Solving crimes involving child abuse have a doubly positive effect when completed successfully. First and most importantly, the child that is suffering through the abuse is immediately taken out of harm’s way and will hopefully avoid any future abuse. Secondly, the abuser is removed from society so that he or she cannot harm any additional children. Law enforcement officers who conduct these investigations must be prepared to work them both physically and emotionally.
Physical Child Abuse
The United States records over six million incidents involving physical child abuse per year. If this statistic is true, there is an average of one instance of child abuse in the United States every ten seconds! While child abuse is horrific in and of itself, the public often forgets that there are long lasting effects that abuse may have on children even after the abuse stops. According to the United States Centers for Disease Control and Prevention, adults who reported six or more experiences of abuse as a child had an average life expectancy that is two decades shorter than those who reported none. In addition, heart disease, lung disease, liver disease, and other various ailments can be directly tied to adults who were abused as children. Suffice to say, child abuse is a very serious crime.
Law enforcement officers conducting child abuse investigations need to be properly trained in dealing with the child abuse victim, any potential witnesses or suspects, as well as any physical or electronic evidence that may be discovered during the course of the investigation. Proper evidence management may mean the difference between rescuing a child in danger, and allowing a child abuser to go free.
Child Sexual Abuse
Child sexual abuse cases are universally regarded in law enforcement circles as some of the most difficult cases that an officer can work during his or her career. In addition to the complex nature of child abuse cases that now almost always has some kind of nexus to the internet, working child sexual abuse cases can take a serious toll on the investigating officer’s well-being.

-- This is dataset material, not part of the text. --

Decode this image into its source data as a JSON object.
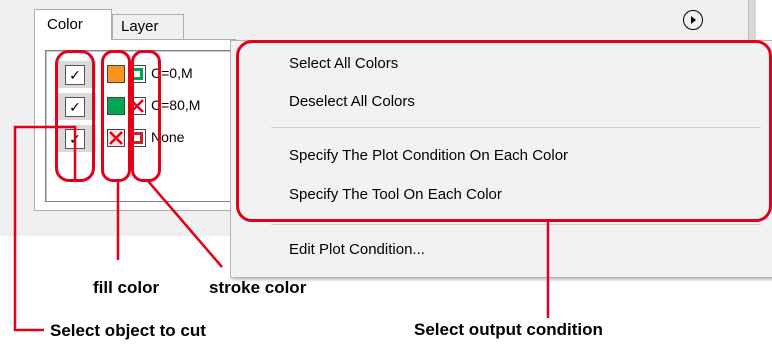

Before initiating a case involving child sexual abuse, a wise law enforcement officer will ensure that he or she is prepared both by having the necessary supplies and equipment needed to conduct the investigation, but also by making sure that they are emotionally able to handle the case. Will the child victim be interviewed by law enforcement? How will this interview be captured for possible use at trial? Does your department or agency have the necessary video redaction software or audio redaction software that will be needed to protect the victim’s identity? By being prepared, a law enforcement officer can increase the odds of both a successful prosecution of a suspect and minimal damage to their own emotional health.

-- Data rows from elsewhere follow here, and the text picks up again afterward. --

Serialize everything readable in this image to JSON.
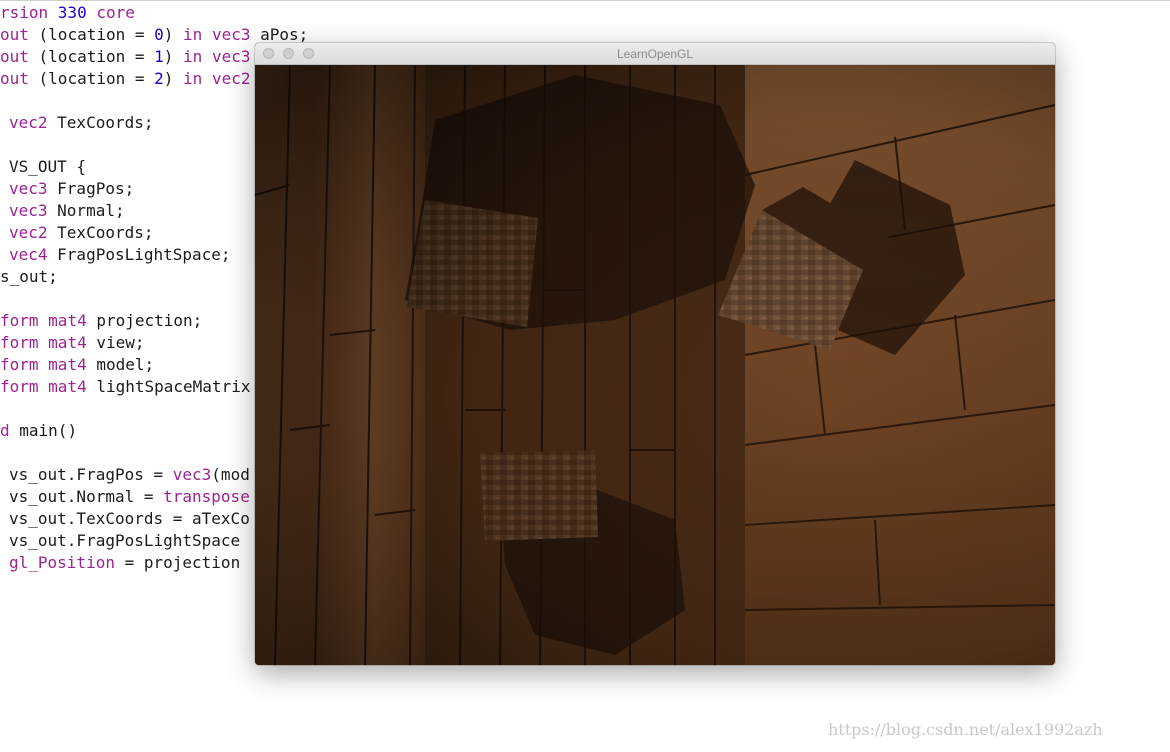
{
  "editor": {
    "lines": [
      {
        "indent": false,
        "tokens": [
          {
            "t": "rsion ",
            "c": "kw"
          },
          {
            "t": "330",
            "c": "num"
          },
          {
            "t": " core",
            "c": "kw"
          }
        ]
      },
      {
        "indent": false,
        "tokens": [
          {
            "t": "out",
            "c": "kw"
          },
          {
            "t": " (location = ",
            "c": ""
          },
          {
            "t": "0",
            "c": "num"
          },
          {
            "t": ") ",
            "c": ""
          },
          {
            "t": "in",
            "c": "kw"
          },
          {
            "t": " ",
            "c": ""
          },
          {
            "t": "vec3",
            "c": "kw"
          },
          {
            "t": " aPos;",
            "c": ""
          }
        ]
      },
      {
        "indent": false,
        "tokens": [
          {
            "t": "out",
            "c": "kw"
          },
          {
            "t": " (location = ",
            "c": ""
          },
          {
            "t": "1",
            "c": "num"
          },
          {
            "t": ") ",
            "c": ""
          },
          {
            "t": "in",
            "c": "kw"
          },
          {
            "t": " ",
            "c": ""
          },
          {
            "t": "vec3",
            "c": "kw"
          }
        ]
      },
      {
        "indent": false,
        "tokens": [
          {
            "t": "out",
            "c": "kw"
          },
          {
            "t": " (location = ",
            "c": ""
          },
          {
            "t": "2",
            "c": "num"
          },
          {
            "t": ") ",
            "c": ""
          },
          {
            "t": "in",
            "c": "kw"
          },
          {
            "t": " ",
            "c": ""
          },
          {
            "t": "vec2",
            "c": "kw"
          }
        ]
      },
      {
        "indent": false,
        "tokens": []
      },
      {
        "indent": true,
        "tokens": [
          {
            "t": "vec2",
            "c": "kw"
          },
          {
            "t": " TexCoords;",
            "c": ""
          }
        ]
      },
      {
        "indent": false,
        "tokens": []
      },
      {
        "indent": true,
        "tokens": [
          {
            "t": "VS_OUT {",
            "c": ""
          }
        ]
      },
      {
        "indent": true,
        "tokens": [
          {
            "t": "vec3",
            "c": "kw"
          },
          {
            "t": " FragPos;",
            "c": ""
          }
        ]
      },
      {
        "indent": true,
        "tokens": [
          {
            "t": "vec3",
            "c": "kw"
          },
          {
            "t": " Normal;",
            "c": ""
          }
        ]
      },
      {
        "indent": true,
        "tokens": [
          {
            "t": "vec2",
            "c": "kw"
          },
          {
            "t": " TexCoords;",
            "c": ""
          }
        ]
      },
      {
        "indent": true,
        "tokens": [
          {
            "t": "vec4",
            "c": "kw"
          },
          {
            "t": " FragPosLightSpace;",
            "c": ""
          }
        ]
      },
      {
        "indent": false,
        "tokens": [
          {
            "t": "s_out;",
            "c": ""
          }
        ]
      },
      {
        "indent": false,
        "tokens": []
      },
      {
        "indent": false,
        "tokens": [
          {
            "t": "form",
            "c": "kw"
          },
          {
            "t": " ",
            "c": ""
          },
          {
            "t": "mat4",
            "c": "kw"
          },
          {
            "t": " projection;",
            "c": ""
          }
        ]
      },
      {
        "indent": false,
        "tokens": [
          {
            "t": "form",
            "c": "kw"
          },
          {
            "t": " ",
            "c": ""
          },
          {
            "t": "mat4",
            "c": "kw"
          },
          {
            "t": " view;",
            "c": ""
          }
        ]
      },
      {
        "indent": false,
        "tokens": [
          {
            "t": "form",
            "c": "kw"
          },
          {
            "t": " ",
            "c": ""
          },
          {
            "t": "mat4",
            "c": "kw"
          },
          {
            "t": " model;",
            "c": ""
          }
        ]
      },
      {
        "indent": false,
        "tokens": [
          {
            "t": "form",
            "c": "kw"
          },
          {
            "t": " ",
            "c": ""
          },
          {
            "t": "mat4",
            "c": "kw"
          },
          {
            "t": " lightSpaceMatrix",
            "c": ""
          }
        ]
      },
      {
        "indent": false,
        "tokens": []
      },
      {
        "indent": false,
        "tokens": [
          {
            "t": "d",
            "c": "kw"
          },
          {
            "t": " main()",
            "c": ""
          }
        ]
      },
      {
        "indent": false,
        "tokens": []
      },
      {
        "indent": true,
        "tokens": [
          {
            "t": "vs_out.FragPos = ",
            "c": ""
          },
          {
            "t": "vec3",
            "c": "kw"
          },
          {
            "t": "(mod",
            "c": ""
          }
        ]
      },
      {
        "indent": true,
        "tokens": [
          {
            "t": "vs_out.Normal = ",
            "c": ""
          },
          {
            "t": "transpose",
            "c": "kw"
          }
        ]
      },
      {
        "indent": true,
        "tokens": [
          {
            "t": "vs_out.TexCoords = aTexCo",
            "c": ""
          }
        ]
      },
      {
        "indent": true,
        "tokens": [
          {
            "t": "vs_out.FragPosLightSpace",
            "c": ""
          }
        ]
      },
      {
        "indent": true,
        "tokens": [
          {
            "t": "gl_Position",
            "c": "kw"
          },
          {
            "t": " = projection",
            "c": ""
          }
        ]
      }
    ]
  },
  "window": {
    "title": "LearnOpenGL"
  },
  "watermark": "https://blog.csdn.net/alex1992azh",
  "colors": {
    "keyword": "#9b2393",
    "number": "#1c00cf",
    "text": "#1b1b1b",
    "wood_light": "#8a5a35",
    "wood_dark": "#2a180c"
  }
}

Taking Care of Yourself
Law enforcement officers are tough people. Being tough is a requirement for the job and asking for help is often perceived as a sign of weakness (even though it should not be). So where should law enforcement officers go and who should law enforcement officers turn to when the stresses of the job become too much to handle as they often do when working child abuse cases for a prolonged period of time?
The International Association of Chiefs of Police (IACP) has taken massive steps to ensure that their law enforcement officers’ mental health issues are taken seriously and that resources be available to officers in need. Law enforcement officers must also be able to rely on their family, friends, and fellow officers for advice and help when coping with emotional issues associated with the job.
Finally, if a law enforcement officer decides that the emotional toll of working child abuse cases is becoming too difficult to handle, he or she MUST be able to relay this to his or her immediate supervisor and MUST subsequently be re-assigned to a different unit. Being proactive with regard to mental health is one of the best things a law enforcement officer can do both for themselves and for their career.
Child abuse cases are among the most important and meaningful cases that a law enforcement officer can work during his or her career. In addition to removing a dangerous person from society, the law enforcement officer who achieves a successful outcome in a child abuse case will ensure that the child is no longer subjected to the abuse.
Both physical and sexual child abuse are horrible crimes that may have long lasting effects on the victim, even into adulthood. By rescuing a child from an abusive situation, law enforcement officers can know that they are making real, long term differences in that child’s life that will have dramatic effects beyond that person’s childhood. By being prepared both professionally and emotionally, and by being willing to advocate for oneself if the need arises, law enforcement officers conducting child abuse investigations can ensure that they are both effective and emotionally healthy when performing their critical duties.